Surescripts, the electronic prescribing company founded in 2001 by the National Association of Chain Drug Stores and the National Community Pharmacists Association, will hit the ground running in 2010. The company begins the year with a significant price reduction, and plans to expand applications for pharmacies and their patients. Drug Store News spoke with Surescripts president and CEO Harry Totonis in mid-December for a preview of coming activities.
Drug Store News: Can you describe progress to date on the rollout of e-prescribing to the nation’s pharmacies and physicians?
Harry Totonis: We’ve had tremendous growth and now have more than 150,000 physicians on the network who are actively using e-prescribing, up from 74,000 a year ago. We’ll end up with closer to 160,000 by end of year.
There are 52,000 pharmacies now receiving e-prescriptions, up from 46,000. One hundred percent of the pharmacies in Rhode Island are connected. There’s still a long way to go, since the [national] total represents about 15% of all prescriptions done electronically, but it’s still tremendous growth since last year.
DrSN: What’s coming up for 2010?
Totonis: We are announcing lower prices for e-prescribing, effective Jan. 1. Although prices of electronic prescribing have never increased in the entire history of Surescripts, effective Jan. 1, the pricing for e-prescriptions for routing, as well as for the benefit information, is getting lower.

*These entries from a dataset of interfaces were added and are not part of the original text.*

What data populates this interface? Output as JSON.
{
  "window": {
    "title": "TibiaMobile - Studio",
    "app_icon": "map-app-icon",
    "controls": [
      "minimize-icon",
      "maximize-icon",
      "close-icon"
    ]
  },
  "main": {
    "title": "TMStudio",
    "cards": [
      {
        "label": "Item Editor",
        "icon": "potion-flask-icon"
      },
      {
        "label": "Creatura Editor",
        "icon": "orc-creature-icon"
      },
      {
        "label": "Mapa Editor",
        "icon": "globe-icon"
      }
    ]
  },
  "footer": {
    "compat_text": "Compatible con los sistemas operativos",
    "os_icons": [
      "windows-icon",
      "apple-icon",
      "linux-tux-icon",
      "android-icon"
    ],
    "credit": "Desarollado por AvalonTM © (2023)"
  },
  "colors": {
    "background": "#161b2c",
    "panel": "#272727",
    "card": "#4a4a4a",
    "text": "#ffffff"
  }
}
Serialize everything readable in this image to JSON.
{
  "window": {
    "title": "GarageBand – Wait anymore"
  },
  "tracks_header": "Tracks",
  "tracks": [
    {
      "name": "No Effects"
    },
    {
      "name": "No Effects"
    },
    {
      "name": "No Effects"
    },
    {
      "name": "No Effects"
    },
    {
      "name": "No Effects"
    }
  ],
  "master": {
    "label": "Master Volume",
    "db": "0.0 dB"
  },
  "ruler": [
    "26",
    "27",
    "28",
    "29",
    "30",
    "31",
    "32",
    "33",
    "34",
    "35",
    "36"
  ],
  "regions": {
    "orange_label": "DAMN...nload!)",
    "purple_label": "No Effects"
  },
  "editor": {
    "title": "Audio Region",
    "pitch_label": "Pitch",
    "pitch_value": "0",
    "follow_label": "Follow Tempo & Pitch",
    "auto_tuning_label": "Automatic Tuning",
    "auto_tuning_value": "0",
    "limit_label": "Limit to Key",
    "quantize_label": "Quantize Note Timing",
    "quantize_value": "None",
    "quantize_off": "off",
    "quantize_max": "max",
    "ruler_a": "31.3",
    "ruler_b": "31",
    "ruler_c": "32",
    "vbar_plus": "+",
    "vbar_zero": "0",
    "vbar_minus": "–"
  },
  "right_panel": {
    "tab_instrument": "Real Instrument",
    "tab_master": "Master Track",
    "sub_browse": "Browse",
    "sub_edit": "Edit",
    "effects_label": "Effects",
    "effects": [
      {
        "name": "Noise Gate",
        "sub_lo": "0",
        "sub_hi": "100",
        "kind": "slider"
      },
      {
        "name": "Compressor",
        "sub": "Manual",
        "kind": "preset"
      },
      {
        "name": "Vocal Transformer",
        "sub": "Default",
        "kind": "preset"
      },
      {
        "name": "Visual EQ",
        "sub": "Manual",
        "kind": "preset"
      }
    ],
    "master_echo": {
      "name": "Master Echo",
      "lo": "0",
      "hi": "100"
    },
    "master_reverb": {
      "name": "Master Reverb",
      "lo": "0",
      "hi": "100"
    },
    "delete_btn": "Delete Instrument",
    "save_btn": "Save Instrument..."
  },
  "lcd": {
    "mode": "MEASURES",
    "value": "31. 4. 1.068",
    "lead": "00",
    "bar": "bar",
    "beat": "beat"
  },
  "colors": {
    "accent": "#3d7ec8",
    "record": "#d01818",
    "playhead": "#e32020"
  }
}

DrSN: What led to the change?
Totonis: Part of Surescripts’ goal through our growth, and through our merger last year with RxHub, was a promise that we would drive the cost of e-prescriptions down. This price reduction next year is the first delivery on that commitment. This has been very well received in the market, by both chain and independent pharmacies. It’s something that everyone has been asking: When is the price of an e-prescription going to go down?
DrSN: Is this a one-time price reduction?
Totonis: We have a commitment that this is not the only price reduction we’re going to do. We’re going to continue to drive the cost of e-prescribing down as efficiency and scale and our economics improve, and we’re going to pass those economics to the industry.
DrSN: How much do you predict prices will go down for pharmacy providers?
Totonis: The price reductions will vary. The reason is that we connect pharmacies and prescribers, but between us and them there are software vendors. Some of those vendors and the other aggregators set their own prices, and we can’t dictate those prices. But we are reducing our costs by 10% to 20%. Depending on whether you’re a chain or an independent, and the types of service, what you pay will vary.
DrSN: Are there other initiatives coming in 2010?
Totonis: We’re going to be offering better connectivity between pharmacies and the providers of patients’ personal health records, like Google and Microsoft. We’ll be providing a service where, if a patient is properly authenticated and wants access to his or her medication records…rather than having to go directly to each pharmacy, we’ll be working with the pharmacies to provide that access.
Walgreens offering free review sessions to Medicare Part D beneficiaries
DEERFIELD, Ill. Walgreens now is offering free review sessions to Medicare Part D beneficiaries at all of its more than 7,100 pharmacies throughout the country.
Following the open enrollment period for Medicare Part D insurance plans, Walgreens is assisting those beneficiaries who’ve made changes to their prescription drug coverage. Review sessions with Walgreens pharmacists are available daily by appointment through Jan. 31, and are designed to help patients maximize their plan benefits.
Review sessions include:
- A review of beneficiary’s current medications, tiers within their selected plan, co-pays and cost-savings opportunities
- Discussion of available health and wellness services including pneumonia and shingles vaccinations and 90-day prescription benefits
- Checks for potential drug interactions
Watson files FDA application for generic LoSeasonique
MORRISTOWN, N.J. Watson Labs, a subsidiary of specialty pharmaceutical company Watson Pharmaceuticals, has filed an abbreviated new drug application to the Food and Drug Administration for an oral contraceptive.
Watson is seeking approval to market its levonorgestrel and ethinyl estradiol (0.10-mg/0.02-mg) oral contraceptive product prior to the expiration of U.S. Patent No. 7,615,545, which is owned by Duramed Pharmaceuticals, a subsidiary of Teva. Watson’s levonorgestrel and ethinyl estradiol product is a generic version of Teva’s LoSeasonique, which is indicated for the prevention of pregnancy.
On Nov. 23, 2009, pursuant to the Hatch-Waxman Act, Watson notified Duramed that its ANDA requesting approval from the FDA for a generic version of LoSeasonique contained a paragraph IV certification asserting that the LoSeasonique patent is invalid, unenforceable and/or not infringed. Teva Women’s Health filed suit against Watson on Jan. 6, 2010 in the U.S. District Court for the District of New Jersey seeking to prevent Watson from commercializing its product prior to the expiration of U.S. Patent No. 7,615,545. Based on available information, Watson believes it may be entitled to 180 days of generic market exclusivity or shared exclusivity should its product receive approval.